[RECORDS PROVIDED Boundary: Start]

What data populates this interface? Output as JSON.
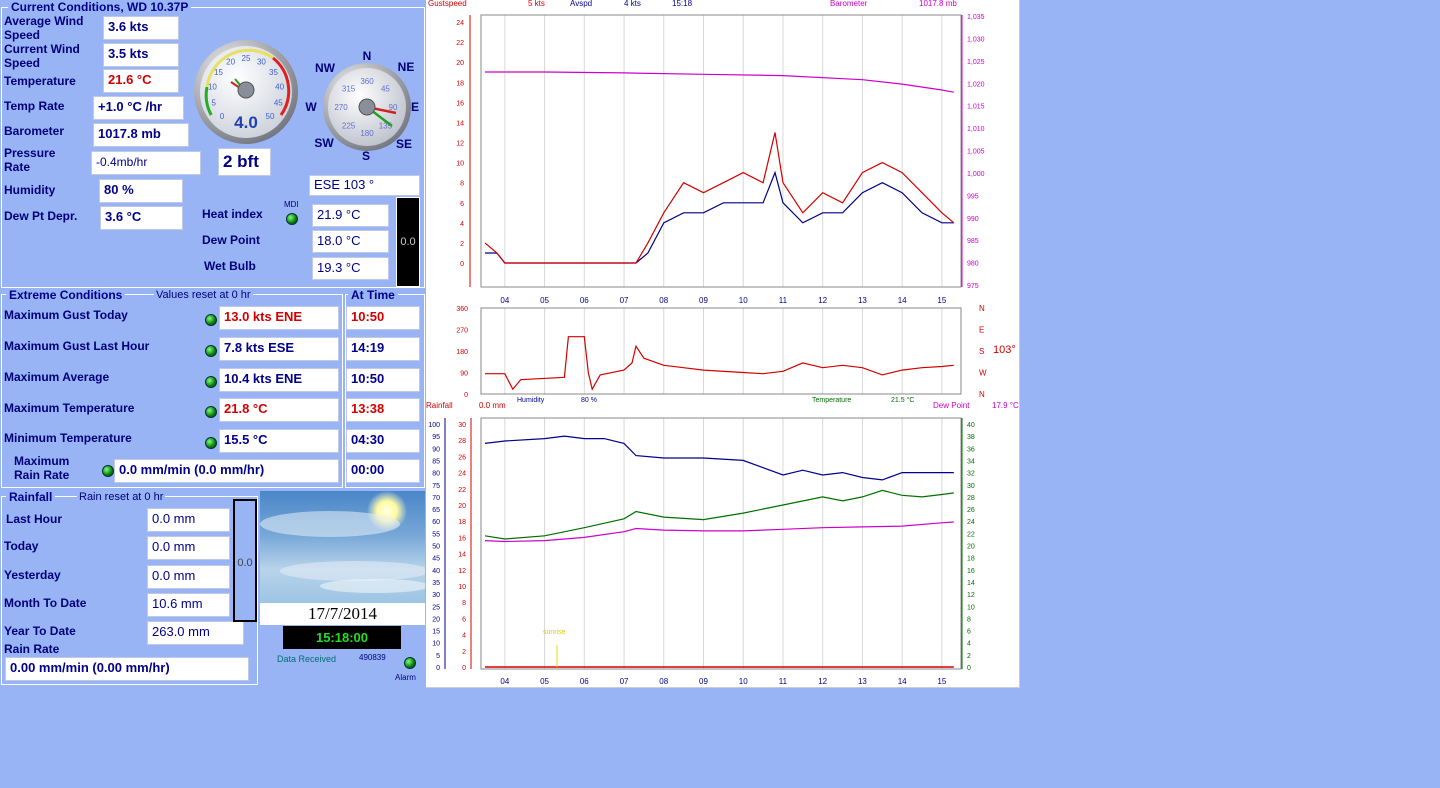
{
  "current": {
    "title": "Current Conditions, WD 10.37P",
    "avg_wind_label": "Average Wind Speed",
    "avg_wind": "3.6 kts",
    "cur_wind_label": "Current Wind Speed",
    "cur_wind": "3.5 kts",
    "temp_label": "Temperature",
    "temp": "21.6 °C",
    "temp_rate_label": "Temp Rate",
    "temp_rate": "+1.0 °C /hr",
    "baro_label": "Barometer",
    "baro": "1017.8 mb",
    "pressure_rate_label": "Pressure Rate",
    "pressure_rate": "-0.4mb/hr",
    "humidity_label": "Humidity",
    "humidity": "80 %",
    "dewdep_label": "Dew Pt Depr.",
    "dewdep": "3.6 °C",
    "gauge_value": "4.0",
    "beaufort": "2 bft",
    "direction": "ESE  103 °",
    "mdi": "MDI",
    "heat_label": "Heat index",
    "heat": "21.9 °C",
    "dew_label": "Dew Point",
    "dew": "18.0 °C",
    "wet_label": "Wet Bulb",
    "wet": "19.3 °C",
    "bar_value": "0.0"
  },
  "gauge": {
    "ticks": [
      "0",
      "5",
      "10",
      "15",
      "20",
      "25",
      "30",
      "35",
      "40",
      "45",
      "50"
    ]
  },
  "compass": {
    "N": "N",
    "NE": "NE",
    "E": "E",
    "SE": "SE",
    "S": "S",
    "SW": "SW",
    "W": "W",
    "NW": "NW",
    "inner": [
      "360",
      "45",
      "90",
      "135",
      "180",
      "225",
      "270",
      "315"
    ]
  },
  "extreme": {
    "title": "Extreme Conditions",
    "reset": "Values reset at 0 hr",
    "at_time": "At Time",
    "rows": [
      {
        "label": "Maximum Gust Today",
        "value": "13.0 kts ENE",
        "time": "10:50",
        "red": true
      },
      {
        "label": "Maximum Gust Last Hour",
        "value": "7.8 kts ESE",
        "time": "14:19",
        "red": false
      },
      {
        "label": "Maximum Average",
        "value": "10.4 kts ENE",
        "time": "10:50",
        "red": false
      },
      {
        "label": "Maximum Temperature",
        "value": "21.8 °C",
        "time": "13:38",
        "red": true
      },
      {
        "label": "Minimum Temperature",
        "value": "15.5 °C",
        "time": "04:30",
        "red": false
      },
      {
        "label": "Maximum Rain Rate",
        "value": "0.0 mm/min (0.0 mm/hr)",
        "time": "00:00",
        "red": false
      }
    ]
  },
  "rain": {
    "title": "Rainfall",
    "reset": "Rain reset at 0 hr",
    "last_hour_label": "Last Hour",
    "last_hour": "0.0 mm",
    "today_label": "Today",
    "today": "0.0 mm",
    "yesterday_label": "Yesterday",
    "yesterday": "0.0 mm",
    "month_label": "Month To Date",
    "month": "10.6 mm",
    "year_label": "Year To Date",
    "year": "263.0 mm",
    "rate_label": "Rain Rate",
    "rate": "0.00 mm/min (0.00 mm/hr)",
    "bar_value": "0.0"
  },
  "status": {
    "date": "17/7/2014",
    "time": "15:18:00",
    "data_received": "Data Received",
    "count": "490839",
    "alarm": "Alarm"
  },
  "graph": {
    "legend_top": {
      "gust_label": "Gustspeed",
      "gust": "5 kts",
      "avg_label": "Avspd",
      "avg": "4 kts",
      "time": "15:18",
      "baro_label": "Barometer",
      "baro": "1017.8 mb"
    },
    "dir_value": "103°",
    "dir_labels": [
      "N",
      "W",
      "S",
      "E",
      "N"
    ],
    "legend_mid": {
      "rain_label": "Rainfall",
      "rain": "0.0 mm",
      "hum_label": "Humidity",
      "hum": "80 %",
      "temp_label": "Temperature",
      "temp": "21.5 °C",
      "dew_label": "Dew Point",
      "dew": "17.9 °C"
    },
    "sunrise": "sunrise"
  },
  "colors": {
    "gust": "#d40000",
    "avg": "#00008b",
    "baro": "#cc00cc",
    "humidity": "#00008b",
    "temperature": "#007000",
    "dew": "#cc00cc",
    "rain": "#d40000"
  },
  "chart_data": [
    {
      "type": "line",
      "x_ticks": [
        "04",
        "05",
        "06",
        "07",
        "08",
        "09",
        "10",
        "11",
        "12",
        "13",
        "14",
        "15"
      ],
      "ylim": [
        0,
        24
      ],
      "y_ticks": [
        "0",
        "2",
        "4",
        "6",
        "8",
        "10",
        "12",
        "14",
        "16",
        "18",
        "20",
        "22",
        "24"
      ],
      "y2lim": [
        975,
        1035
      ],
      "y2_ticks": [
        "975",
        "980",
        "985",
        "990",
        "995",
        "1,000",
        "1,005",
        "1,010",
        "1,015",
        "1,020",
        "1,025",
        "1,030",
        "1,035"
      ],
      "series": [
        {
          "name": "Gustspeed",
          "x": [
            3.5,
            3.8,
            4.0,
            4.2,
            7.0,
            7.3,
            7.6,
            8.0,
            8.5,
            9.0,
            9.5,
            10.0,
            10.5,
            10.8,
            11.0,
            11.5,
            12.0,
            12.5,
            13.0,
            13.5,
            14.0,
            14.5,
            15.0,
            15.3
          ],
          "values": [
            2,
            1,
            0,
            0,
            0,
            0,
            2,
            5,
            8,
            7,
            8,
            9,
            8,
            13,
            8,
            5,
            7,
            6,
            9,
            10,
            9,
            7,
            5,
            4
          ]
        },
        {
          "name": "Avspd",
          "x": [
            3.5,
            3.8,
            4.0,
            4.2,
            7.0,
            7.3,
            7.6,
            8.0,
            8.5,
            9.0,
            9.5,
            10.0,
            10.5,
            10.8,
            11.0,
            11.5,
            12.0,
            12.5,
            13.0,
            13.5,
            14.0,
            14.5,
            15.0,
            15.3
          ],
          "values": [
            1,
            1,
            0,
            0,
            0,
            0,
            1,
            4,
            5,
            5,
            6,
            6,
            6,
            9,
            6,
            4,
            5,
            5,
            7,
            8,
            7,
            5,
            4,
            4
          ]
        },
        {
          "name": "Barometer",
          "x": [
            3.5,
            5.0,
            7.0,
            9.0,
            11.0,
            13.0,
            14.0,
            15.0,
            15.3
          ],
          "values": [
            1022.5,
            1022.5,
            1022.3,
            1022.0,
            1021.7,
            1020.8,
            1019.8,
            1018.5,
            1018.0
          ]
        }
      ]
    },
    {
      "type": "line",
      "x_ticks": [
        "04",
        "05",
        "06",
        "07",
        "08",
        "09",
        "10",
        "11",
        "12",
        "13",
        "14",
        "15"
      ],
      "ylim": [
        0,
        360
      ],
      "y_ticks": [
        "0",
        "90",
        "180",
        "270",
        "360"
      ],
      "series": [
        {
          "name": "Wind direction",
          "x": [
            3.5,
            4.0,
            4.2,
            4.4,
            5.5,
            5.6,
            6.0,
            6.1,
            6.2,
            6.4,
            7.0,
            7.2,
            7.3,
            7.5,
            8.0,
            8.5,
            9.0,
            10.0,
            10.5,
            11.0,
            11.5,
            12.0,
            12.5,
            13.0,
            13.5,
            14.0,
            14.5,
            15.0,
            15.3
          ],
          "values": [
            85,
            85,
            20,
            60,
            70,
            240,
            240,
            90,
            20,
            80,
            100,
            130,
            200,
            150,
            120,
            110,
            100,
            90,
            85,
            95,
            130,
            110,
            120,
            110,
            80,
            100,
            110,
            115,
            120
          ]
        }
      ]
    },
    {
      "type": "line",
      "x_ticks": [
        "04",
        "05",
        "06",
        "07",
        "08",
        "09",
        "10",
        "11",
        "12",
        "13",
        "14",
        "15"
      ],
      "ylim": [
        0,
        100
      ],
      "y_ticks": [
        "0",
        "5",
        "10",
        "15",
        "20",
        "25",
        "30",
        "35",
        "40",
        "45",
        "50",
        "55",
        "60",
        "65",
        "70",
        "75",
        "80",
        "85",
        "90",
        "95",
        "100"
      ],
      "ylim_temp": [
        0,
        30
      ],
      "y_temp_ticks": [
        "0",
        "2",
        "4",
        "6",
        "8",
        "10",
        "12",
        "14",
        "16",
        "18",
        "20",
        "22",
        "24",
        "26",
        "28",
        "30"
      ],
      "y2lim": [
        0,
        40
      ],
      "y2_ticks": [
        "0",
        "2",
        "4",
        "6",
        "8",
        "10",
        "12",
        "14",
        "16",
        "18",
        "20",
        "22",
        "24",
        "26",
        "28",
        "30",
        "32",
        "34",
        "36",
        "38",
        "40"
      ],
      "series": [
        {
          "name": "Humidity",
          "x": [
            3.5,
            4.0,
            5.0,
            5.5,
            6.0,
            6.5,
            7.0,
            7.3,
            8.0,
            9.0,
            10.0,
            10.5,
            11.0,
            11.5,
            12.0,
            12.5,
            13.0,
            13.5,
            14.0,
            14.5,
            15.0,
            15.3
          ],
          "values": [
            92,
            93,
            94,
            95,
            94,
            94,
            92,
            87,
            86,
            86,
            85,
            82,
            79,
            81,
            79,
            80,
            78,
            77,
            80,
            80,
            80,
            80
          ]
        },
        {
          "name": "Temperature",
          "x": [
            3.5,
            4.0,
            5.0,
            6.0,
            7.0,
            7.3,
            8.0,
            9.0,
            10.0,
            11.0,
            12.0,
            12.5,
            13.0,
            13.5,
            14.0,
            14.5,
            15.0,
            15.3
          ],
          "values": [
            16.2,
            15.8,
            16.2,
            17.2,
            18.3,
            19.2,
            18.5,
            18.2,
            19.0,
            20.0,
            21.0,
            20.5,
            21.0,
            21.8,
            21.2,
            21.0,
            21.3,
            21.5
          ]
        },
        {
          "name": "Dew Point",
          "x": [
            3.5,
            4.0,
            5.0,
            6.0,
            7.0,
            7.3,
            8.0,
            9.0,
            10.0,
            11.0,
            12.0,
            13.0,
            14.0,
            15.0,
            15.3
          ],
          "values": [
            15.6,
            15.5,
            15.6,
            16.0,
            16.7,
            17.1,
            16.9,
            16.8,
            16.8,
            17.0,
            17.2,
            17.3,
            17.4,
            17.8,
            17.9
          ]
        },
        {
          "name": "Rainfall",
          "x": [
            3.5,
            15.3
          ],
          "values": [
            0,
            0
          ]
        }
      ]
    }
  ]
}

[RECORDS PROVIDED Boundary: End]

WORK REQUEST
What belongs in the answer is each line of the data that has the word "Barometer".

EXERCISE ANSWER
    "baro_label": "Barometer",
      "baro_label": "Barometer",
          "name": "Barometer",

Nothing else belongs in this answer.